Kaizen is a Japanese word that roughly translates to Continuous Improvement or Continual Improvement. This is in contrast to Innovation which focuses on large improvements in Productivity or Quality through a drastic change either in the product or process. In Kaizen, the focus is on continuous improvement in a series of small incremental steps. Kaizen can be applied at all levels of an organization. At the level of senior management, it would focus on changes in procedures and processes across the organization. At the middle management level, the focus would be on improvement of interdepartmental coordination and in the case of lower-level management and workers, it would focus on the particular department or job. The benefits of Kaizen also increase dramatically as the levels in the organization go up.
Kaizen is characterized by the Kaizen mindset which believes that:
- The existing operations always have a lot of room for improvement
- The existing facilities and methods can always be improved by spending some efforts
- The accumulation of small improvements makes a big difference
- Kaizen is a broad concept under which many other concepts, tools and techniques fit in. Tools such as 5S, Quality circles, the PDCA Cycle, 5Ws and 1H, 3Ms, Poka-Yoke, SMED, Kanban (Just – in –Time), 7QC Tools, etc. came under the umbrella of Kaizen.
Kaizen and Innovation:
Table summarizes the differences between Kaizen and Innovation. The focus of improvement in the Western world focused more on Innovation up to the 1980s. The result of this is the high number of Noble Prizes and Patents obtained by scientists from these countries. On the other hand, Japanese and other Asian countries focused their efforts on Kaizen. This way they were able to compete with the Western countries and also beat them in the performance of their industries. However, both Kaizen and Innovation complement each other. Once a new innovation is made and introduced, it takes some time to stabilize and give benefit to the organization. However, without Kaizen, there would be stagnation and even deterioration in the performance as the product or process grows old. Hence, to sustain the competitive advantage obtained by innovation, it is necessary to perform Kaizen.

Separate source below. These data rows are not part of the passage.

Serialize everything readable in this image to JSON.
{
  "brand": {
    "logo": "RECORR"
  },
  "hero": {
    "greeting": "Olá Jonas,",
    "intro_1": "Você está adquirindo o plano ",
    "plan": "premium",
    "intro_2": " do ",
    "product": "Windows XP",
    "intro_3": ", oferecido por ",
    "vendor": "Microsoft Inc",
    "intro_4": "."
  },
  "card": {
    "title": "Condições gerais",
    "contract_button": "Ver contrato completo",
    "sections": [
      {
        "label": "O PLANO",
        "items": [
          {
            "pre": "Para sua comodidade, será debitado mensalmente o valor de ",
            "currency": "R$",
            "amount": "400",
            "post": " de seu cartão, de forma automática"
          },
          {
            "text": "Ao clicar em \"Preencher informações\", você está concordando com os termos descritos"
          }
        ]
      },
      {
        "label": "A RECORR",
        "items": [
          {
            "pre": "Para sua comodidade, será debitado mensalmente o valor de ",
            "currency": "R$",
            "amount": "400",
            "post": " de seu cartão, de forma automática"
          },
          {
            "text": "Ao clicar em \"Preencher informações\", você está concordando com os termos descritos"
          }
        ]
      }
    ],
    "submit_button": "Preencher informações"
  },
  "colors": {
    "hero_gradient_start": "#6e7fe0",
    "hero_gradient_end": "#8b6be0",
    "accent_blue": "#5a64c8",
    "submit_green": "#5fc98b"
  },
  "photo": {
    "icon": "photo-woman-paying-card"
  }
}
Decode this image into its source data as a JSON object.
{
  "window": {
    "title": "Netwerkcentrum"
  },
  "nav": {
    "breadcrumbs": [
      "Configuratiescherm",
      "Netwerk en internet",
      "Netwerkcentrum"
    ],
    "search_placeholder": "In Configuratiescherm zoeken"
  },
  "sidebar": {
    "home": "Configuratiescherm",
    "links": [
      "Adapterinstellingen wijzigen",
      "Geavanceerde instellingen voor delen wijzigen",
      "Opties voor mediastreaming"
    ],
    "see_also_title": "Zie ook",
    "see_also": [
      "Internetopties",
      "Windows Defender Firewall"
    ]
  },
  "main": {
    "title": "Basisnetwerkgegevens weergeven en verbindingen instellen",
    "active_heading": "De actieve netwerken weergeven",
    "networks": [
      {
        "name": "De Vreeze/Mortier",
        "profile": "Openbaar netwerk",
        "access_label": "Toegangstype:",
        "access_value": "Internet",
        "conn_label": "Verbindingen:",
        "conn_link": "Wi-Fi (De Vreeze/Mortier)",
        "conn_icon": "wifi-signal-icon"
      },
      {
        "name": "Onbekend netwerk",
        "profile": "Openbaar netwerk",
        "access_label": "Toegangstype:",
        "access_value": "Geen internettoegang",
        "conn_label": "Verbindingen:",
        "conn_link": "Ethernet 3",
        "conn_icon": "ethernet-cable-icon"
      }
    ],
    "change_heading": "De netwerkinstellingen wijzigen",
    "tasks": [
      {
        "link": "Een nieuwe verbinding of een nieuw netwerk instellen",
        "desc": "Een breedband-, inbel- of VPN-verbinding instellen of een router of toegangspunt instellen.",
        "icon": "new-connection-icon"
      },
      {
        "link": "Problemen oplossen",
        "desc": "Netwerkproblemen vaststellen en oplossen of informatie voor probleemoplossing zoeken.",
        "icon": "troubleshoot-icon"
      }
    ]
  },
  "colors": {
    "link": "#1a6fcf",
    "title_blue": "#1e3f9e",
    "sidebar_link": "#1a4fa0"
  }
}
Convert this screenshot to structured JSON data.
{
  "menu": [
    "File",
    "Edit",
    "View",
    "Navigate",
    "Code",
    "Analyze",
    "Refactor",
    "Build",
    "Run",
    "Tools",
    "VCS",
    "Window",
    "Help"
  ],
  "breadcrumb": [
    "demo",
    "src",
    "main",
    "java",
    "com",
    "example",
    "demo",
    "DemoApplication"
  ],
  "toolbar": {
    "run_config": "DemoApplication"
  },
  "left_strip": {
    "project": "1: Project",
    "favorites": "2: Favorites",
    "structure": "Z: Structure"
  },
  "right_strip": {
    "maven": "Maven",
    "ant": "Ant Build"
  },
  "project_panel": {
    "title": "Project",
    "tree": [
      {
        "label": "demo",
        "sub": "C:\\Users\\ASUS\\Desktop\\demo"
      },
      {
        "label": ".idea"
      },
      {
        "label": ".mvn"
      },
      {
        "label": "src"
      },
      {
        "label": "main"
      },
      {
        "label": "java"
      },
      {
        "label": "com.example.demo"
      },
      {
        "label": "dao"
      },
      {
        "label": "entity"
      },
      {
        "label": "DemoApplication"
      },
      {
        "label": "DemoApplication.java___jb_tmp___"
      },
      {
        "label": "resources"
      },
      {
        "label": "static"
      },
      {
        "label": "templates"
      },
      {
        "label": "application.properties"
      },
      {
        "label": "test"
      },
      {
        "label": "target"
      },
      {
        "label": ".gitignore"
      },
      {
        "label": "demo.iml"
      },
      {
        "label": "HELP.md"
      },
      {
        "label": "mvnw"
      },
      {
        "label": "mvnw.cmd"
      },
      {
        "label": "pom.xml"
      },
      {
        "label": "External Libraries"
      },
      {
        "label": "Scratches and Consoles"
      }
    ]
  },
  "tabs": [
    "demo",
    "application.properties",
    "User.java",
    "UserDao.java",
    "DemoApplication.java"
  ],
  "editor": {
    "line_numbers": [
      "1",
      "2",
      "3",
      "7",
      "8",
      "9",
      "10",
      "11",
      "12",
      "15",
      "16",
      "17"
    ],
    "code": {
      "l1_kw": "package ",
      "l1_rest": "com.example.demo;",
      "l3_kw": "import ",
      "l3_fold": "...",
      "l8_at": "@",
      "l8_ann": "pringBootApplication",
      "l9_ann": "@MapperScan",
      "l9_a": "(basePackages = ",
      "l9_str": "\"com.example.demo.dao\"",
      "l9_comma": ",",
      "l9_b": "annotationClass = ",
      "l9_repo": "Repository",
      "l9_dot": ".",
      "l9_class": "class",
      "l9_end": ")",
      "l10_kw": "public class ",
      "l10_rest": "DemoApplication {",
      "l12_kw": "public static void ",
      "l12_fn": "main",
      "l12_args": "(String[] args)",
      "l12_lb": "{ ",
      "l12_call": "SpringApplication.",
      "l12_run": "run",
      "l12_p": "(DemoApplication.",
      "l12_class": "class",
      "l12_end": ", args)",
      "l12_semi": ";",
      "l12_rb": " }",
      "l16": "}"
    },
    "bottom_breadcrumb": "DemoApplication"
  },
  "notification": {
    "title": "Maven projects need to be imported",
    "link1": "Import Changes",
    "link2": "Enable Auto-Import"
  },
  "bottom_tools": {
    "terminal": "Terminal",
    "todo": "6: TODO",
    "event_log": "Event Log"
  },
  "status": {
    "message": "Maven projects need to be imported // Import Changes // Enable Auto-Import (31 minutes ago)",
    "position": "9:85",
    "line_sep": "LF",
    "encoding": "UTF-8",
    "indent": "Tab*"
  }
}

Kaizen, on the other hand, can lead to an excellent performance from old products, processes and machines sometimes even beyond that of new ones. In some cases, the need to go in for new products, processes and machines can be eliminated or delayed if such performance is not required by the market. It was with such an approach that Japanese companies were able to withstand the Oil Shock of the 1970s. In today’s world, most companies adopt a combination of both Kaizen and Innovation depending on the requirements of the market.